  5. We have to wash and dry 3 loads of laundry a day to clean their bedding! 

 Please be humane with the wildlife!  If you want more ideas on how to remove raccoons from your premises, look online under “getting raccoons out of the roof”.  We got some of the ideas from http://www.humanesociety.org/


5 Responses to “Baby Raccoons: Orphaned, Abandoned, or is the Mother Out Foraging to Feed the Babies?”

  1. anna hemm said:

    I have 2 young racoons in my yard anywheres between 6 and 10 am…..They are looking for bird food… why are they out in the day..? they look healthy… i do throw out some dry cat food… i am concerned for the safety of these 2 young kits


  2. Paul said:

    Thanks for caring for the wildlife! If you haven’t touched them already, please don’t. Most older babies play during the day while their nocturnal mom is catching a nap in a nearby tree.

    If you have touched them here is what to do:
    If necessary, PLEASE try everything to re-unite the baby with its mother before you end up stealing it away from her and do more harm than good. Even if you picked up the baby already and brought it home, it’s not too late to try to reunite the mom with her young.

    Baby raccoons found alone that appear healthy should be left for a few hours up to a full night to give their mother a chance to retrieve them just in case she became separated from her babies and will come back for them. However, the baby needs to be protected from predators and the elements.

    Please follow these steps:

    Step 1: Contain the babies (wear gloves!) in a bin that is too high for it to crawl out of. Or you can place a laundry basket upside-down over the baby with something heavy on top of it.
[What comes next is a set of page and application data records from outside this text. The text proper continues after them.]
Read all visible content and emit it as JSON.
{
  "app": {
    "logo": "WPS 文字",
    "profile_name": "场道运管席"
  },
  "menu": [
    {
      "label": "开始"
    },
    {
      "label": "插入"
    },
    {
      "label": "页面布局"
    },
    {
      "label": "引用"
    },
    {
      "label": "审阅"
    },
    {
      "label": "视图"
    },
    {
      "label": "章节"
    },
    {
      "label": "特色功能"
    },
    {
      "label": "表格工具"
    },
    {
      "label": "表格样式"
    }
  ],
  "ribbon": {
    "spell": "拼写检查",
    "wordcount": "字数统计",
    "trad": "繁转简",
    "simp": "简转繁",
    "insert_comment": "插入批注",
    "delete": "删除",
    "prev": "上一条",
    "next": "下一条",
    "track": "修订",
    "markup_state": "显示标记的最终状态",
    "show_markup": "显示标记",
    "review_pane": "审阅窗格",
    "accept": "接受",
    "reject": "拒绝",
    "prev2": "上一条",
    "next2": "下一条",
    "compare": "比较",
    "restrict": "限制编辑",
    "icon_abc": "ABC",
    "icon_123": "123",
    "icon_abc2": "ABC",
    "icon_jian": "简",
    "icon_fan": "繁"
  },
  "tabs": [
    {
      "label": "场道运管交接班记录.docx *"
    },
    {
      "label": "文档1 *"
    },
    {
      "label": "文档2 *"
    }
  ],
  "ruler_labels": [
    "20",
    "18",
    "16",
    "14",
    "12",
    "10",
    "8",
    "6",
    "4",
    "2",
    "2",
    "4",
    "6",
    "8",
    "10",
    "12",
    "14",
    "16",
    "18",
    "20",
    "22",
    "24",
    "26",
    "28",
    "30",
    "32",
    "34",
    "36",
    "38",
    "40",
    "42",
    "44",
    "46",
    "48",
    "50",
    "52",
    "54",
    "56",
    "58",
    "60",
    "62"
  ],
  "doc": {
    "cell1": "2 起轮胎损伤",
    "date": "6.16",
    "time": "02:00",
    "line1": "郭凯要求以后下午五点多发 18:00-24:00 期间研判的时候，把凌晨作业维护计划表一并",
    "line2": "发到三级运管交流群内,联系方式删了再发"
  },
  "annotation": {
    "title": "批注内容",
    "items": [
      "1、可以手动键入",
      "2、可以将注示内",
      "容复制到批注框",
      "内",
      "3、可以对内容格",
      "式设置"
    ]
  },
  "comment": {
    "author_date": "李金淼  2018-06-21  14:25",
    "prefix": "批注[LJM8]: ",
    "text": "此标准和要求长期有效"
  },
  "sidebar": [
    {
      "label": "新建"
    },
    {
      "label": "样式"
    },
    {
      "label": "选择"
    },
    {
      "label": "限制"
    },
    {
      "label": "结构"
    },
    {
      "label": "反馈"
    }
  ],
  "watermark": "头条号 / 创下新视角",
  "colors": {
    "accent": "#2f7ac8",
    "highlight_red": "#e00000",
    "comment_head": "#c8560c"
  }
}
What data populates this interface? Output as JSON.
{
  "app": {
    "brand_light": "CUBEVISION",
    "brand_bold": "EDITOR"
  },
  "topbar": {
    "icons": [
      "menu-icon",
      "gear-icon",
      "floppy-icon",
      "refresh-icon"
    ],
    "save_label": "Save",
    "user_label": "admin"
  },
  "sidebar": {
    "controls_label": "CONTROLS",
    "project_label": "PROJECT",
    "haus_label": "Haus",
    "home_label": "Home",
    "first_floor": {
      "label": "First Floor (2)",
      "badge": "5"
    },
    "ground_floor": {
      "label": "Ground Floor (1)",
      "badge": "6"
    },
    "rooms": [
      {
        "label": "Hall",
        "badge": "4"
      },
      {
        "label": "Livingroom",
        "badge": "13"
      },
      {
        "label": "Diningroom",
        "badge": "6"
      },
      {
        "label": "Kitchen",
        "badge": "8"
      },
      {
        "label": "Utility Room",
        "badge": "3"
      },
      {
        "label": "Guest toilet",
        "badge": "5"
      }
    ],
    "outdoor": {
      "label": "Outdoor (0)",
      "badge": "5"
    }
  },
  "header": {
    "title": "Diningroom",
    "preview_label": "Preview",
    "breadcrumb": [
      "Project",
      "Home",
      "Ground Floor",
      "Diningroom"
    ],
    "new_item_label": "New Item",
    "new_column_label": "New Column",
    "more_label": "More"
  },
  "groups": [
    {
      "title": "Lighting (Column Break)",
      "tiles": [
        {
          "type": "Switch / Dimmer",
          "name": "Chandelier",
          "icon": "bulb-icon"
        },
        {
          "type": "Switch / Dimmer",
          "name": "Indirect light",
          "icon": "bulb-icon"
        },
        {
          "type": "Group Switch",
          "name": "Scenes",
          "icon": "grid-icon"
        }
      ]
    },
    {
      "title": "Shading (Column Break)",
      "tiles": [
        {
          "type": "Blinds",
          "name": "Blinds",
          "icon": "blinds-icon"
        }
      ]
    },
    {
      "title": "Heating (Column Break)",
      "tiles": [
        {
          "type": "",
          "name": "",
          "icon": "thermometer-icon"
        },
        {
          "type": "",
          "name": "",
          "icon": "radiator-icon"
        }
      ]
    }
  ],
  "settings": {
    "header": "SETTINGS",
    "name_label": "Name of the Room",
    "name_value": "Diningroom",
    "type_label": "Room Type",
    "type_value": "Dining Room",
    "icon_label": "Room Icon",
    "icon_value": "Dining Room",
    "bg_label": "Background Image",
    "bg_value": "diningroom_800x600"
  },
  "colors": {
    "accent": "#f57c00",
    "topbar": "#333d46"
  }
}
    Step 2: Give the baby a heat source by placing a water bottle filled with warm water and wrapped in a towel next to the baby. Exchange the water bottle frequently so the baby won’t get cold.

    Step 3: Leave upright containers open (no lid) in the area where the baby was found. If the baby is left during the day and there is no shade over the container, place a flat piece of cardboard over half of the container to give the baby shelter. Protect from rain.
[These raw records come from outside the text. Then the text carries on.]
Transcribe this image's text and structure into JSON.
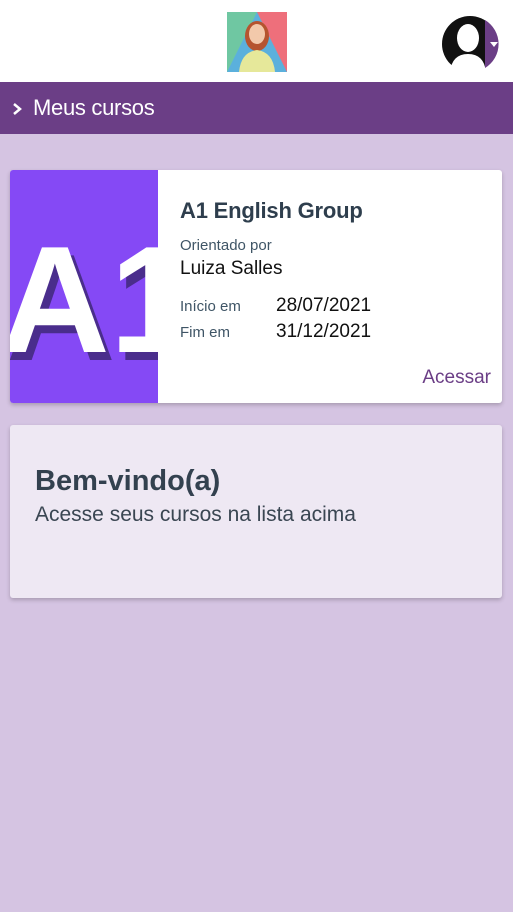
{
  "header": {
    "logo_icon": "instructor-photo",
    "avatar_icon": "user-avatar-icon",
    "avatar_dropdown_icon": "caret-down-icon",
    "nav_title": "Meus cursos"
  },
  "course": {
    "thumbnail_text": "A1",
    "title": "A1 English Group",
    "mentor_label": "Orientado por",
    "mentor_name": "Luiza Salles",
    "start_label": "Início em",
    "start_date": "28/07/2021",
    "end_label": "Fim em",
    "end_date": "31/12/2021",
    "access_label": "Acessar"
  },
  "welcome": {
    "title": "Bem-vindo(a)",
    "subtitle": "Acesse seus cursos na lista acima"
  },
  "colors": {
    "brand_purple": "#6b3e86",
    "thumb_purple": "#8549f5",
    "background": "#d5c4e2"
  }
}
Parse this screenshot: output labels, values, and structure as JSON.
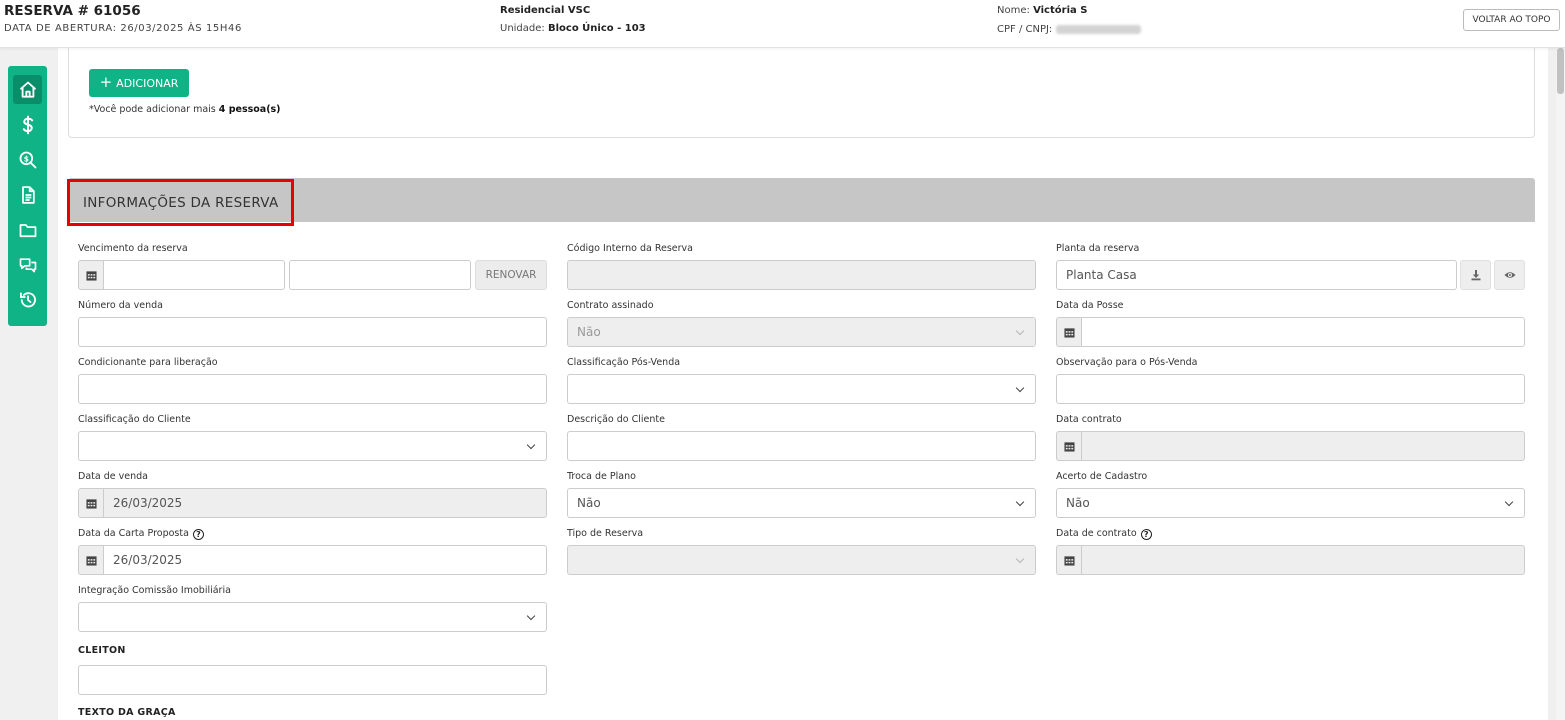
{
  "header": {
    "title": "RESERVA # 61056",
    "opened": "DATA DE ABERTURA: 26/03/2025 ÀS 15H46",
    "project": "Residencial VSC",
    "unit_label": "Unidade:",
    "unit_value": "Bloco Único - 103",
    "name_label": "Nome:",
    "name_value": "Victória S",
    "cpf_label": "CPF / CNPJ:",
    "back_top": "VOLTAR AO TOPO"
  },
  "sidebar": {
    "items": [
      {
        "icon": "home-icon"
      },
      {
        "icon": "dollar-icon"
      },
      {
        "icon": "search-money-icon"
      },
      {
        "icon": "document-icon"
      },
      {
        "icon": "folder-icon"
      },
      {
        "icon": "chat-icon"
      },
      {
        "icon": "history-icon"
      }
    ]
  },
  "people": {
    "add_label": "ADICIONAR",
    "note_prefix": "*Você pode adicionar mais",
    "note_count": "4 pessoa(s)"
  },
  "section": {
    "title": "INFORMAÇÕES DA RESERVA"
  },
  "fields": {
    "vencimento": {
      "label": "Vencimento da reserva",
      "renew": "RENOVAR"
    },
    "codigo_interno": {
      "label": "Código Interno da Reserva"
    },
    "planta": {
      "label": "Planta da reserva",
      "value": "Planta Casa"
    },
    "numero_venda": {
      "label": "Número da venda"
    },
    "contrato_assinado": {
      "label": "Contrato assinado",
      "value": "Não"
    },
    "data_posse": {
      "label": "Data da Posse"
    },
    "condicionante": {
      "label": "Condicionante para liberação"
    },
    "classificacao_pos": {
      "label": "Classificação Pós-Venda"
    },
    "observacao_pos": {
      "label": "Observação para o Pós-Venda"
    },
    "classificacao_cliente": {
      "label": "Classificação do Cliente"
    },
    "descricao_cliente": {
      "label": "Descrição do Cliente"
    },
    "data_contrato_1": {
      "label": "Data contrato"
    },
    "data_venda": {
      "label": "Data de venda",
      "value": "26/03/2025"
    },
    "troca_plano": {
      "label": "Troca de Plano",
      "value": "Não"
    },
    "acerto_cadastro": {
      "label": "Acerto de Cadastro",
      "value": "Não"
    },
    "data_carta": {
      "label": "Data da Carta Proposta",
      "value": "26/03/2025"
    },
    "tipo_reserva": {
      "label": "Tipo de Reserva"
    },
    "data_contrato_2": {
      "label": "Data de contrato"
    },
    "integracao": {
      "label": "Integração Comissão Imobiliária"
    },
    "cleiton": {
      "label": "CLEITON"
    },
    "texto_graca": {
      "label": "TEXTO DA GRAÇA"
    }
  },
  "colors": {
    "accent": "#10b386",
    "accent_dark": "#0a8d69",
    "section_bar": "#c6c6c6",
    "highlight": "#e60000"
  }
}
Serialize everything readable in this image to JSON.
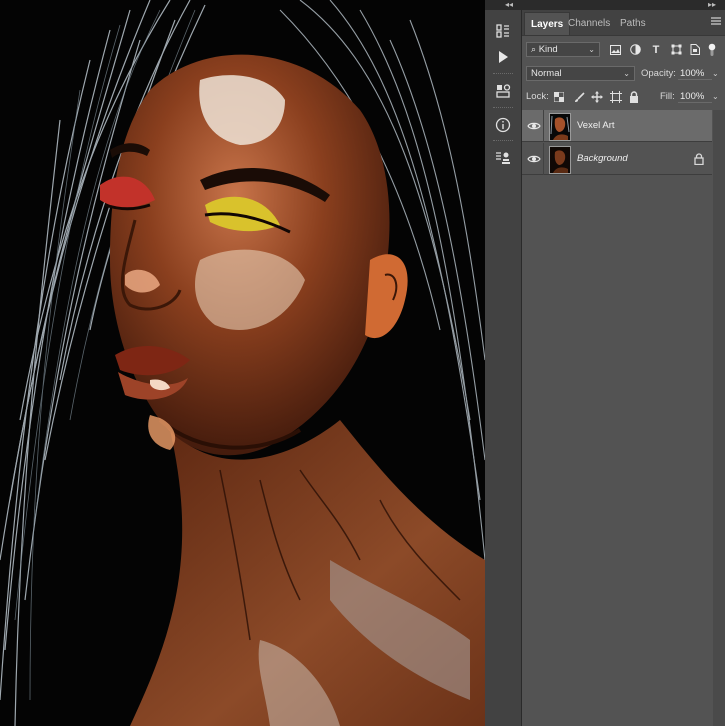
{
  "panel": {
    "tabs": [
      {
        "label": "Layers",
        "active": true
      },
      {
        "label": "Channels",
        "active": false
      },
      {
        "label": "Paths",
        "active": false
      }
    ]
  },
  "filter": {
    "kind_label": "Kind",
    "icons": [
      "image-filter-icon",
      "adjustment-filter-icon",
      "type-filter-icon",
      "shape-filter-icon",
      "smart-object-filter-icon",
      "filter-toggle-icon"
    ]
  },
  "blend": {
    "mode": "Normal",
    "opacity_label": "Opacity:",
    "opacity_value": "100%"
  },
  "lock": {
    "label": "Lock:",
    "fill_label": "Fill:",
    "fill_value": "100%"
  },
  "layers": [
    {
      "name": "Vexel Art",
      "visible": true,
      "selected": true,
      "italic": false,
      "locked": false
    },
    {
      "name": "Background",
      "visible": true,
      "selected": false,
      "italic": true,
      "locked": true
    }
  ],
  "dock": {
    "icons": [
      "history-icon",
      "play-actions-icon",
      "properties-icon",
      "info-icon",
      "clone-source-icon"
    ]
  },
  "colors": {
    "panel_bg": "#535353",
    "tab_bar": "#424242",
    "selected_row": "#6b6b6b"
  }
}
    I cut and pasted this from a page, which you can do too: http://www.rainbowwildlife.com/baby-raccoons.html
    Please feel free to contact me if you have any questions: jennifer@kidssavingtherainforest.org
    Thanks

    Jennifer
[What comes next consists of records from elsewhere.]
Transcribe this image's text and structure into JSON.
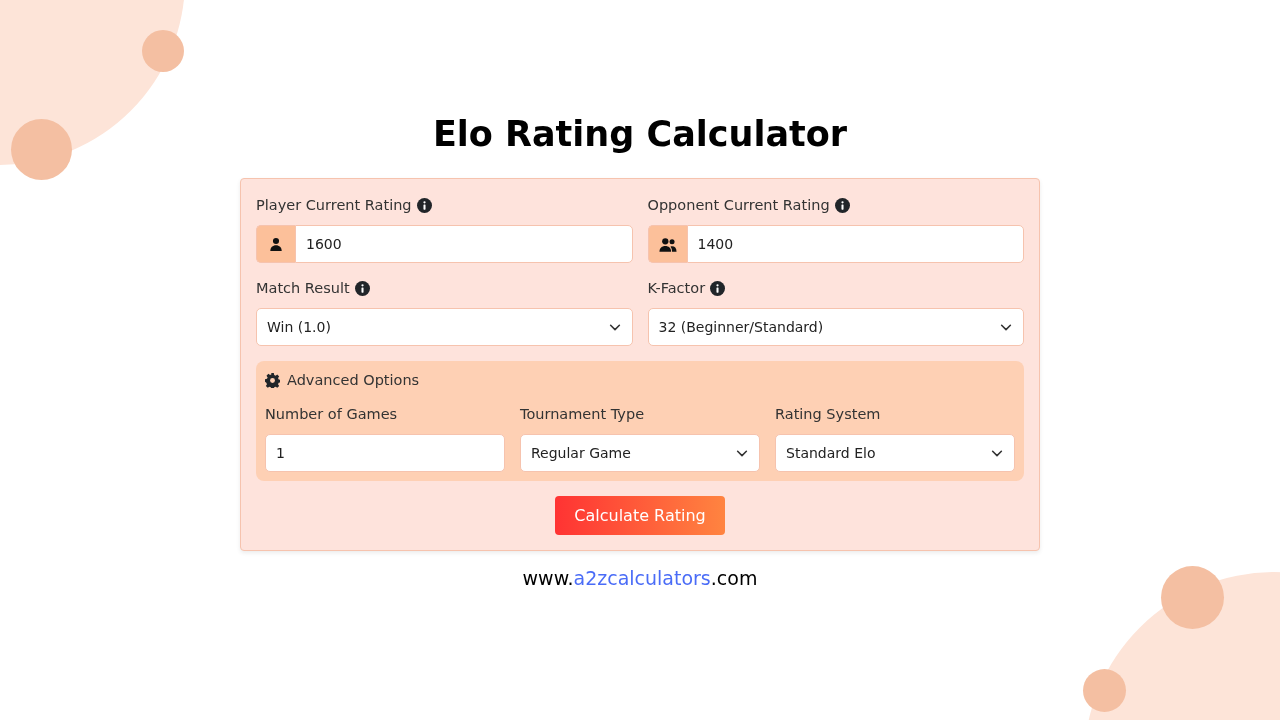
{
  "title": "Elo Rating Calculator",
  "fields": [
    {
      "label": "Player Current Rating",
      "info": true,
      "kind": "input",
      "value": "1600"
    },
    {
      "label": "Opponent Current Rating",
      "info": true,
      "kind": "input",
      "value": "1400"
    },
    {
      "label": "Match Result",
      "info": true,
      "kind": "select",
      "value": "Win (1.0)"
    },
    {
      "label": "K-Factor",
      "info": true,
      "kind": "select",
      "value": "32 (Beginner/Standard)"
    }
  ],
  "advanced": {
    "title": "Advanced Options",
    "fields": [
      {
        "label": "Number of Games",
        "kind": "input",
        "value": "1"
      },
      {
        "label": "Tournament Type",
        "kind": "select",
        "value": "Regular Game"
      },
      {
        "label": "Rating System",
        "kind": "select",
        "value": "Standard Elo"
      }
    ]
  },
  "button": "Calculate Rating",
  "footer": [
    {
      "text": "www.",
      "highlight": false
    },
    {
      "text": "a2zcalculators",
      "highlight": true
    },
    {
      "text": ".com",
      "highlight": false
    }
  ]
}
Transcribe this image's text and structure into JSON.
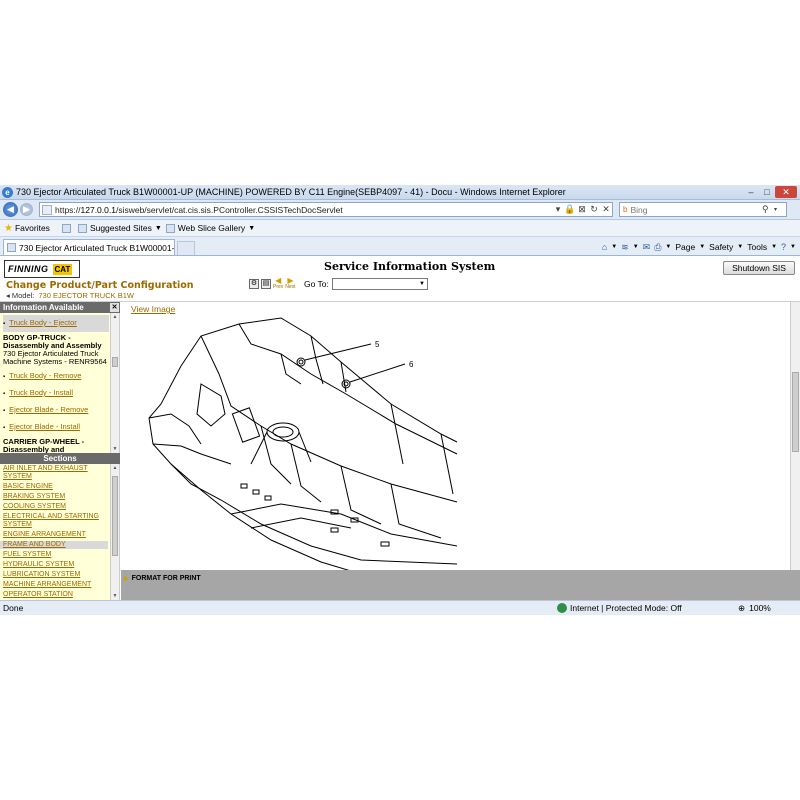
{
  "window": {
    "title": "730 Ejector Articulated Truck B1W00001-UP (MACHINE) POWERED BY C11 Engine(SEBP4097 - 41) - Docu - Windows Internet Explorer"
  },
  "address": {
    "url_prefix": "https://",
    "url_host": "127.0.0.1",
    "url_path": "/sisweb/servlet/cat.cis.sis.PController.CSSISTechDocServlet",
    "search_placeholder": "Bing"
  },
  "favorites": {
    "favorites_label": "Favorites",
    "suggested_sites": "Suggested Sites",
    "web_slice_gallery": "Web Slice Gallery"
  },
  "tabs": [
    {
      "label": "730 Ejector Articulated Truck B1W00001-UP (MA..."
    }
  ],
  "command_bar": {
    "page": "Page",
    "safety": "Safety",
    "tools": "Tools"
  },
  "sis": {
    "logo_text": "FINNING",
    "logo_badge": "CAT",
    "title": "Service Information System",
    "shutdown_label": "Shutdown SIS",
    "change_config": "Change Product/Part Configuration",
    "model_label": "Model:",
    "model_value": "730 EJECTOR TRUCK B1W",
    "goto_label": "Go To:",
    "prev_label": "Prev",
    "next_label": "Next"
  },
  "info_panel": {
    "title": "Information Available",
    "close": "✕",
    "items": [
      {
        "type": "link",
        "text": "Truck Body - Ejector",
        "selected": true
      },
      {
        "type": "head",
        "text": "BODY GP-TRUCK - Disassembly and Assembly"
      },
      {
        "type": "sub",
        "text": "730 Ejector Articulated Truck Machine Systems - RENR9564"
      },
      {
        "type": "link",
        "text": "Truck Body - Remove"
      },
      {
        "type": "link",
        "text": "Truck Body - Install"
      },
      {
        "type": "link",
        "text": "Ejector Blade - Remove"
      },
      {
        "type": "link",
        "text": "Ejector Blade - Install"
      },
      {
        "type": "head",
        "text": "CARRIER GP-WHEEL - Disassembly and"
      }
    ]
  },
  "sections_panel": {
    "title": "Sections",
    "items": [
      "AIR INLET AND EXHAUST SYSTEM",
      "BASIC ENGINE",
      "BRAKING SYSTEM",
      "COOLING SYSTEM",
      "ELECTRICAL AND STARTING SYSTEM",
      "ENGINE ARRANGEMENT",
      "FRAME AND BODY",
      "FUEL SYSTEM",
      "HYDRAULIC SYSTEM",
      "LUBRICATION SYSTEM",
      "MACHINE ARRANGEMENT",
      "OPERATOR STATION"
    ],
    "selected": "FRAME AND BODY"
  },
  "content": {
    "view_image": "View Image",
    "callouts": [
      "5",
      "6"
    ]
  },
  "format_print": "FORMAT FOR PRINT",
  "status": {
    "text": "Done",
    "zone": "Internet | Protected Mode: Off",
    "zoom": "100%"
  }
}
  3. Linda mills said:

    Will a female racoon take care of another ones babies if something happens to the mother


  4. Karen said:

    I have two young raccoons in my yard, which backs up to a pond. They were out today and climbed a date palm to eat the fruit. They seemed to have napped there and just came down and wandered over to some grasses that are near the water. They scratched around in the ground… maybe for insects? How do I know if they are old enough to be on their own? They are only a little smaller than a small domestic cat.


  5. Dawn smith said:

    I had an adult raccoon eating an outside cats food sadly it was hit by a car. I just saw a small raccoon climbing down my tree and I’m not sure if it’s old enough to live on its own. I’m heartbroken to think it’s looking for mom. What should I do?